Weather History

July 8th

Local and Regional Events:

July 8, 1922:

Two tornadoes occurred near the southern border of South Dakota, with one at St. Charles in Gregory County, and the other on the south shore of Lake Andes, in Charles Mix County. The distance apart was about 30 miles. The tornado in Gregory County missed the town of Lake Andes. However, it destroyed about 29 cottages and five large barns. Fifteen people were injured, but no one was killed.


July 8, 1951:

An F2 touched down in open country and moved northeastward, passing three miles northwest of Corona in Roberts County. Thirteen buildings were destroyed on a farm with only the house left standing. Three cows and 20 pigs were killed.


July 8, 2009:

A tornado passed through the city of Dickinson, ND, on the far south side, mainly just south of the Heart River. From their eyewitness accounts, and from video obtained from the Dickinson Police Department, it is likely that this was a rain-wrapped tornado, and very difficult if not impossible to see. The tornado occurred before sunset, yet it was described as being as dark as night during the event. Over 450 structures were damaged, of which nearly 100 were declared destroyed or beyond repair. Numerous vehicles were damaged or destroyed; some were on their roofs. From that, it was determined that peak wind speeds in the tornado were on the order of 150 mph. Click HERE for more information.


July 8, 2011:

Historical releases on the Oahe Dam of 160,000 CFS kept the Missouri River from Pierre to Chamberlain at record flood levels throughout July. Extensive sandbagging and levee building had been done earlier to hold back the river. Residents in the Pierre, Fort Pierre, and Oacoma areas continued to be the most affected by the river. Many homes, along with roads, crop, and pastureland remained flooded throughout the month. The Missouri River at Pierre continued from 5 to 6 foot above flood stage throughout July. The Missouri River at Chamberlain reached a record stage of 75.1 feet on July 8th. Flood stage at Chamberlain is 65 feet. The flooding on the river began in late May and continued into August.


July 8, 2013:

A thunderstorm complex moving across central and north central South Dakota produced gusty winds up to 70 mph. These strong winds brought down several tree branches around the area with Dewey County the hardest hit location. In Timber Lake, downed tree branches fell on houses and vehicles causing damage.

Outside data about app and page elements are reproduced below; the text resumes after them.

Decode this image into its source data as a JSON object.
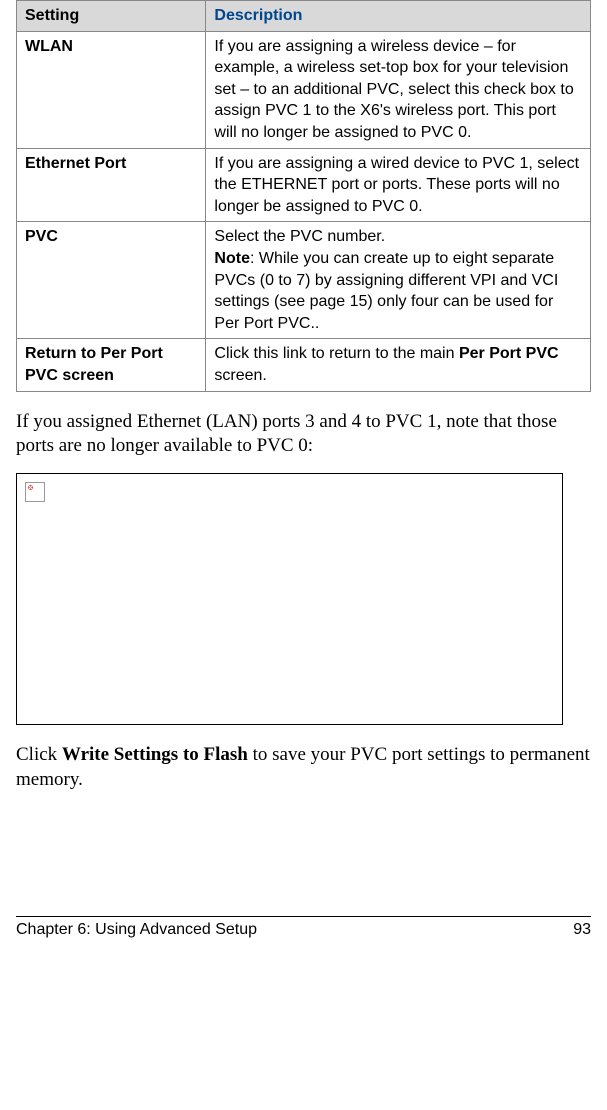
{
  "table": {
    "headers": {
      "setting": "Setting",
      "description": "Description"
    },
    "rows": [
      {
        "name": "WLAN",
        "desc": "If you are assigning a wireless device – for example, a wireless set-top box for your television set – to an additional PVC, select this check box to assign PVC 1 to the X6's wireless port. This port will no longer be assigned to PVC 0."
      },
      {
        "name": "Ethernet Port",
        "desc": "If you are assigning a wired device to PVC 1, select the ETHERNET port or ports. These ports will no longer be assigned to PVC 0."
      },
      {
        "name": "PVC",
        "desc_pre": "Select the PVC number.",
        "note_label": "Note",
        "desc_note": ": While you can create up to eight separate PVCs (0 to 7) by assigning different VPI and VCI settings (see page 15) only four can be used for Per Port PVC.."
      },
      {
        "name": "Return to Per Port PVC screen",
        "desc_pre": "Click this link to return to the main ",
        "desc_bold": "Per Port PVC",
        "desc_post": " screen."
      }
    ]
  },
  "para1": "If you assigned Ethernet (LAN) ports 3 and 4 to PVC 1, note that those ports are no longer available to PVC 0:",
  "para2_pre": "Click ",
  "para2_bold": "Write Settings to Flash",
  "para2_post": " to save your PVC port settings to permanent memory.",
  "footer": {
    "chapter": "Chapter 6: Using Advanced Setup",
    "page": "93"
  }
}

U.S.A and Global Events for July 8th:

1680: The first confirmed tornado death in the United States occurred in Cambridge, Massachusetts. The funnel was filled with, stones, bushes, and other things. The tornado also unroofed a barn and snapped many large trees.


2003: What may be the world's highest dew point temperature was recorded at Dhahran, Saudi Arabia, in the Persian Gulf. A dew point of 95 degrees was recorded at 3 PM while the air temperature was 108 degrees. The apparent temperature at that time would have been 172 degrees.


2009: An intense cold front brings heavy snow, hail, high winds and unusually cold temperatures to southern Peru. The severe conditions were blamed for the deaths of more than 246 children due to cold-related illnesses. Click HERE for more information from BBC.


Click HERE for more This Day in Weather History from the Southeast Regional Climate Center.